Once you leave school, it’s important to get acquainted with your federal loans during your grace period (the six months after you leave school). Once that grace period is over, it’s time to start paying your federal loans back.
Types of Loans
Whether you have subsidized or unsubsidized federal loans will affect the amount you owe once you enter repayment.
With subsidized loans, your loans don’t start accruing interest until after your grace period.
On the other hand, unsubsidized loans start accruing interest as soon as the loan is disbursed. This means you will already owe more than you originally borrowed when you start paying the loan back after the grace period.
It’s also very important to understand capitalized interest. This takes place on your federal loans once a year. All of the interest charges from the prior year are added to the principle amount you owe on the loan. This includes any loan deferment or forbearance periods as well.
Knowing more about the student loan repayment process can help you know your options and successfully repay your student loan debt.
Before you leave school
Step 1 – Locate your loans
You can find a complete list of your federal student loans, loan servicers, and their contact information by logging in to the U.S. Department of Education’s office of Federal Student Aid website. Use your Federal Student Aid (FSA) ID—the same ID you used to complete the FAFSA—to log in.
Step 2 – Get to know your loans and your loan servicer
If you took out several loans, they may have different payment terms. Make a special note of the terms, including due dates, payment period, interest rates, monthly amounts, and other details.
Also, whenever there’s a change in your personal situation, let your loan servicer know.
Specifically, tell your loan holder if your name, address, or phone number changes.
Additionally, and importantly, tell your loan servicer if you believe you’ll have difficulty making your loan payment. They can work with you in advance.
Step 3 – Develop a repayment strategy
You can estimate your monthly student loan payments, including principal and interest, using this handy Student Loan Payment Calculator. You can also visit the U.S. Department of Education’s Repayment Estimator to compare repayment options.
Watch out for scams

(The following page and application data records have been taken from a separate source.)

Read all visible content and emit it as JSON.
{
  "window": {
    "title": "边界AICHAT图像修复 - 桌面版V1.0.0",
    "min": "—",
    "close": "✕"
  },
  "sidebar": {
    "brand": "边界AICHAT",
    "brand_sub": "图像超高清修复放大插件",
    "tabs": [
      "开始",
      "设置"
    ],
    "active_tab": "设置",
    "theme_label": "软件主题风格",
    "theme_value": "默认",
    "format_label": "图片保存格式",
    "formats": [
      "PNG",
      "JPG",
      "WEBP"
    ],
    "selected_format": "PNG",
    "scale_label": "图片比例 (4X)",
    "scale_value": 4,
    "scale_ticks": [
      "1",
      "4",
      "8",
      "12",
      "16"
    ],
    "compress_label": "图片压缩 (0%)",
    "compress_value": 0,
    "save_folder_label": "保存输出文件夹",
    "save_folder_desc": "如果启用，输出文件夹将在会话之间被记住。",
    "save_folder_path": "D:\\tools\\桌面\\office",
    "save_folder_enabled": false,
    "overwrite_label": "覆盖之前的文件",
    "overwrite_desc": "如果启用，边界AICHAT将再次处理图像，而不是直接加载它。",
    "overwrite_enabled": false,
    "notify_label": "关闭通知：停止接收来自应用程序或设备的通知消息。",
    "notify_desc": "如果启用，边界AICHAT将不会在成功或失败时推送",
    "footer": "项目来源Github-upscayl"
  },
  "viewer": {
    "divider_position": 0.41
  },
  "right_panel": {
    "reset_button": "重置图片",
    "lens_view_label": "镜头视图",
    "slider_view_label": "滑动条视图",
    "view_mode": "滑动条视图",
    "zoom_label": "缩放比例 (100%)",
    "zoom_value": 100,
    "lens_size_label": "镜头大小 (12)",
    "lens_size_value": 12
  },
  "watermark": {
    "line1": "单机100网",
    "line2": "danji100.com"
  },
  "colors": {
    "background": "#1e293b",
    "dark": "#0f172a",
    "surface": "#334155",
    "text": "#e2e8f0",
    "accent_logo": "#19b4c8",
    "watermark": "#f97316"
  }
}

While you’re paying back your student loans, you may receive offers for loan relief, or even loan forgiveness. These offers may sound enticing, but be careful—they could be scams.
Scammers think students and recent grads are naïve enough to fall for their tricks. However, you can avoid their schemes by learning more about the common scams pulled on students.